As a special tribute to Jimmie Rodgers, musician and singer, Britt Gully took to downtown restaurants Wednesday, on the 113th anniversary of his birth.
It was as though Rodgers himself paid a visit. Gully sang some of Rodgers' songs and invited everyone out to the Jimmie Rodgers Museum and Sparkle & Twang Exhibit.
"We are going around downtown here talking to folks and inviting everybody, as my birthday gift to the town of Meridian, and outlying areas to come down to the Riley Center to see he exhibit for free," said Gully, as Jimmie Rodgers. "Come out to the museum and see everything out there for free. It's just my birthday present to everybody else."
Some people did take the opportunity to see the museum, and the exhibit free of charge Wednesday.
Walking into the Jimmie Rodgers Museum, every guest immediately gets asked the same question.
"Hello! Welcome to the Jimmie Rodgers Museum. Where are you from?" asks tour guide Bill John.
Guests come from the far corners of the earth to see a bit of Rodgers' life.
"I never knew his fame was worldwide like it is," John said.
The guest book at the Jimmie Rodgers Museum is sprinkled with signatures from visitors who come from all over the world. Canada, the Netherlands, and even a man from Kenya, Africa who wrote 'to see the great Jimmie Rodgers' as his reason for coming.
The guests visiting Wednesday including a couple from Texas who were surprised but happy to put away their admission money.
"We stayed in Meridian last night, so we thought we would boogie on down here and check it out," said Jackie Blair of Carthage, Tex.

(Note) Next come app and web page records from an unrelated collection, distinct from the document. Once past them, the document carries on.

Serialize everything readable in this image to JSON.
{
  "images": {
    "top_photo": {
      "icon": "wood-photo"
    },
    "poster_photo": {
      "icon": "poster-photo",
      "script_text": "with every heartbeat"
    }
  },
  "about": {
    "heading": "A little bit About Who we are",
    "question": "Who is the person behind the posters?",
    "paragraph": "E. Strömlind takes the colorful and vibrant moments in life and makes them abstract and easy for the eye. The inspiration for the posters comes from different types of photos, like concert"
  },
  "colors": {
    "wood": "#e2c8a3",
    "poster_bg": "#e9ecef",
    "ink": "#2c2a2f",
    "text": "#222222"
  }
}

"This was my chance to come inside the museum and see," said Barbara Robinson of Lauderdale County. "And I am glad I did because so much interesting stuff is here, you know? It is unreal that people haven't been here. I was guilty of the same thing so I can talk about it."
One reason for the free admissions was that the guests could help give Jimmie something he loved so much, extra attention.
Rodgers had a twenty plus year career that started and ended young. He began doing road shows at the age of 13. Over the next 22 years, he recorded more than 100 songs, until his untimely death due to tuberculosis at the age of 35.